Call it midichlorians and a mini-convergence of the force. I don’t care. But, the fact is that I experience fun coincidences all of the time. Wrox Press steamroller and publishing friend, Jim Minatel, had posted a comment to my blog. Meanwhile, I had responded to an internal discussion thread about ZIP/UnZIP functions where I mentioned the SharpZipLib offered up by the SharpDevelop crew who have a Wrox Press title. Cool.
Anders must have had Anakin-level midichlorians when he sketched out the LINQ initiative. LINQ could become the uber-ODBC for data of nearly any kind. Yesterday, at our all-hands meeting for the developer division he did a runthrough of his PDC presentation and demos about LINQ. I’ve seen it before, but it still amazes me. Plus, Anders added some jokes that only our division could fully appreciate. Anders is hyper-smart, but he is a great communicator too. The great thing is that any building here is filled with a lot of people who are like Anders. The fact that he is a stand-out in this crowd makes him all the more impressive.

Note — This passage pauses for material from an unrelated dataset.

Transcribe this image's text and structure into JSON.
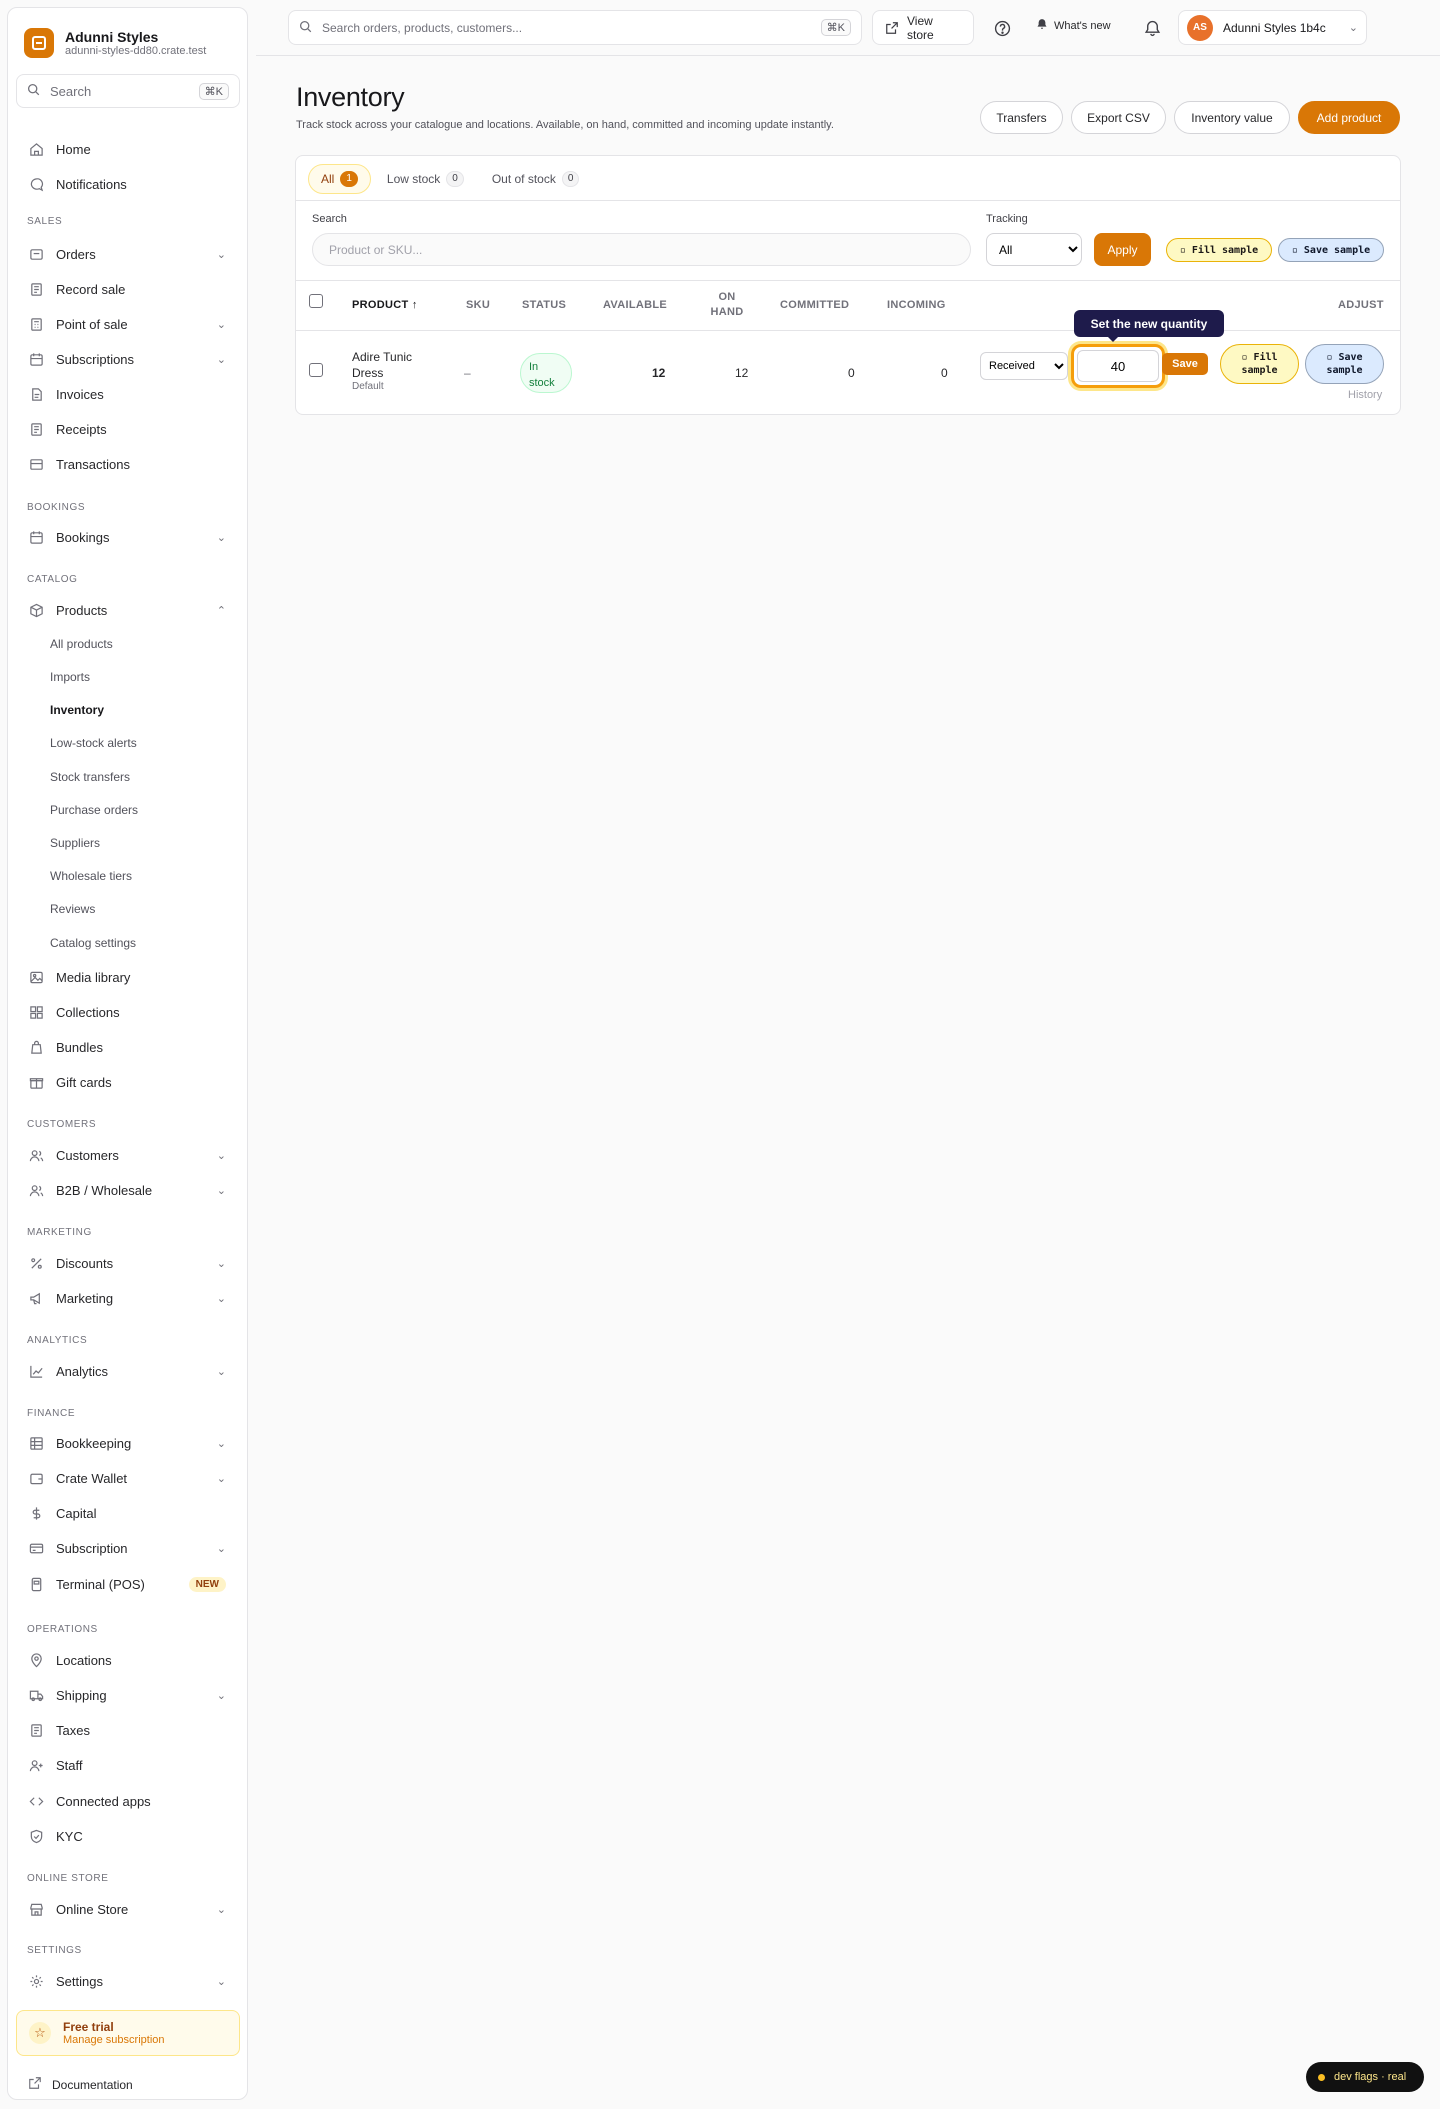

But, all of that doesn’t mean much if we cannot produce what customers want. For all of the complexity that Anders can discern, he conceives things that are so simple and straightforward. LINQ is the best example. Whatever we’re paying him, let’s keep his direct-deposit going.
I have a ton of ideas around WordProcessingML and LINQ. Now, all I need is a VS 2005 RTM-compatible version of the LINQ preview, and I’m in business. Patric Johansson makes a good point about Oracle and the embedding of the LINQ provider right into the db query engine, although, I disagree with him in that LINQ has less to do with db engines and more to do with language compilers. Nonetheless, this is where the LINQ-ODBC analogy comes back into relevance. I predict that other languages and query engines will be compelled to get on board with our LINQ initiative because of the pervasive impact it will make.
Rock Thought for the Day: I like Three Days Grace’s self-titled album. Melodic and heavy. I appreciate that the vocals are fairly straight-forward. This is where Godsmack occasionally falters: the vocals sound too much like the singer from Crash Test Dummies (early 90’s in case you have gratefully forgotten!). For my part, my voice is losing its quality. One of the effects of my accident in addition to the partial loss of vision in my left eye is a nagging cough (doc thinks its acid reflux from a potential ulcer) and a voice that no longer holds vibrato as it once did. I may sound like Celtic Frost after all.